## YOUR INSTRUCTIONS
Please copy the entries below word for word.

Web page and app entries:
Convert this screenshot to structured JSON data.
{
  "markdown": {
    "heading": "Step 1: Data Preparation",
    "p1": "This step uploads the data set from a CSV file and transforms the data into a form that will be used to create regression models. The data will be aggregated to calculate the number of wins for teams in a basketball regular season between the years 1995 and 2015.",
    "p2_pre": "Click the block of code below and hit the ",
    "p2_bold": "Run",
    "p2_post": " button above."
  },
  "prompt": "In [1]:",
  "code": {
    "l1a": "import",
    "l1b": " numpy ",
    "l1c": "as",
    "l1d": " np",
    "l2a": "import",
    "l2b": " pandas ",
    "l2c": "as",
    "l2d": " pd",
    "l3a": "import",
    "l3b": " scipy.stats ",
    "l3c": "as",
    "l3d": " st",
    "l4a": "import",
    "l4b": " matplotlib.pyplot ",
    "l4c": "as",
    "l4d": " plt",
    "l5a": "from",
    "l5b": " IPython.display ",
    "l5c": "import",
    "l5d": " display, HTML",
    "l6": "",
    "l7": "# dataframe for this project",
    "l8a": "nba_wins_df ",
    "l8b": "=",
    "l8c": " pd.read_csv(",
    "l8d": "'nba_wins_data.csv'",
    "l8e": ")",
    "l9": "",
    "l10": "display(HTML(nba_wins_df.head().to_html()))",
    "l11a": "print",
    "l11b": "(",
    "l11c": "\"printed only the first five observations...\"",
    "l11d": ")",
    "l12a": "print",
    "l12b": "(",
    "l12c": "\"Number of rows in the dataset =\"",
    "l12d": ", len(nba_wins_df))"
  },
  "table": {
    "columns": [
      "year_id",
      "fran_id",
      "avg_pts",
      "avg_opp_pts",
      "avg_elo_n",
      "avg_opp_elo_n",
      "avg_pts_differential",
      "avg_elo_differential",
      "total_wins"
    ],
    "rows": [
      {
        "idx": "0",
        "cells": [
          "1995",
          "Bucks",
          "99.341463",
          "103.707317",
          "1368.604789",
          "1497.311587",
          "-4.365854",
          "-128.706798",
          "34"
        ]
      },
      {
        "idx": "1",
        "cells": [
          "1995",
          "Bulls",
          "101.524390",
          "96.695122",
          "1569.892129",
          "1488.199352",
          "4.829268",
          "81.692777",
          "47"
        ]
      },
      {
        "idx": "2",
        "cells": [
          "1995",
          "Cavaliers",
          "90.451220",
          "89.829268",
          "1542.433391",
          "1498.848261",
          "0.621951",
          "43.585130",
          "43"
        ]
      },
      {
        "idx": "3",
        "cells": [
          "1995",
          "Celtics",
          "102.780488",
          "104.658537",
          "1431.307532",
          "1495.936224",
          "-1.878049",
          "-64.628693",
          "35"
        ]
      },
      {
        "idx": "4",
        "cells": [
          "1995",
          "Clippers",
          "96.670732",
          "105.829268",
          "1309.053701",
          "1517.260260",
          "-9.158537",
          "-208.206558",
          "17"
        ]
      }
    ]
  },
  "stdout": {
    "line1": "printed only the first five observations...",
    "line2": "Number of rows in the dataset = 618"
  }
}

## PROBLEM SOLUTION
Convert this screenshot to structured JSON data.
{
  "markdown": {
    "heading": "Step 1: Data Preparation",
    "p1": "This step uploads the data set from a CSV file and transforms the data into a form that will be used to create regression models. The data will be aggregated to calculate the number of wins for teams in a basketball regular season between the years 1995 and 2015.",
    "p2_pre": "Click the block of code below and hit the ",
    "p2_bold": "Run",
    "p2_post": " button above."
  },
  "prompt": "In [1]:",
  "code": {
    "l1a": "import",
    "l1b": " numpy ",
    "l1c": "as",
    "l1d": " np",
    "l2a": "import",
    "l2b": " pandas ",
    "l2c": "as",
    "l2d": " pd",
    "l3a": "import",
    "l3b": " scipy.stats ",
    "l3c": "as",
    "l3d": " st",
    "l4a": "import",
    "l4b": " matplotlib.pyplot ",
    "l4c": "as",
    "l4d": " plt",
    "l5a": "from",
    "l5b": " IPython.display ",
    "l5c": "import",
    "l5d": " display, HTML",
    "l6": "",
    "l7": "# dataframe for this project",
    "l8a": "nba_wins_df ",
    "l8b": "=",
    "l8c": " pd.read_csv(",
    "l8d": "'nba_wins_data.csv'",
    "l8e": ")",
    "l9": "",
    "l10": "display(HTML(nba_wins_df.head().to_html()))",
    "l11a": "print",
    "l11b": "(",
    "l11c": "\"printed only the first five observations...\"",
    "l11d": ")",
    "l12a": "print",
    "l12b": "(",
    "l12c": "\"Number of rows in the dataset =\"",
    "l12d": ", len(nba_wins_df))"
  },
  "table": {
    "columns": [
      "year_id",
      "fran_id",
      "avg_pts",
      "avg_opp_pts",
      "avg_elo_n",
      "avg_opp_elo_n",
      "avg_pts_differential",
      "avg_elo_differential",
      "total_wins"
    ],
    "rows": [
      {
        "idx": "0",
        "cells": [
          "1995",
          "Bucks",
          "99.341463",
          "103.707317",
          "1368.604789",
          "1497.311587",
          "-4.365854",
          "-128.706798",
          "34"
        ]
      },
      {
        "idx": "1",
        "cells": [
          "1995",
          "Bulls",
          "101.524390",
          "96.695122",
          "1569.892129",
          "1488.199352",
          "4.829268",
          "81.692777",
          "47"
        ]
      },
      {
        "idx": "2",
        "cells": [
          "1995",
          "Cavaliers",
          "90.451220",
          "89.829268",
          "1542.433391",
          "1498.848261",
          "0.621951",
          "43.585130",
          "43"
        ]
      },
      {
        "idx": "3",
        "cells": [
          "1995",
          "Celtics",
          "102.780488",
          "104.658537",
          "1431.307532",
          "1495.936224",
          "-1.878049",
          "-64.628693",
          "35"
        ]
      },
      {
        "idx": "4",
        "cells": [
          "1995",
          "Clippers",
          "96.670732",
          "105.829268",
          "1309.053701",
          "1517.260260",
          "-9.158537",
          "-208.206558",
          "17"
        ]
      }
    ]
  },
  "stdout": {
    "line1": "printed only the first five observations...",
    "line2": "Number of rows in the dataset = 618"
  }
}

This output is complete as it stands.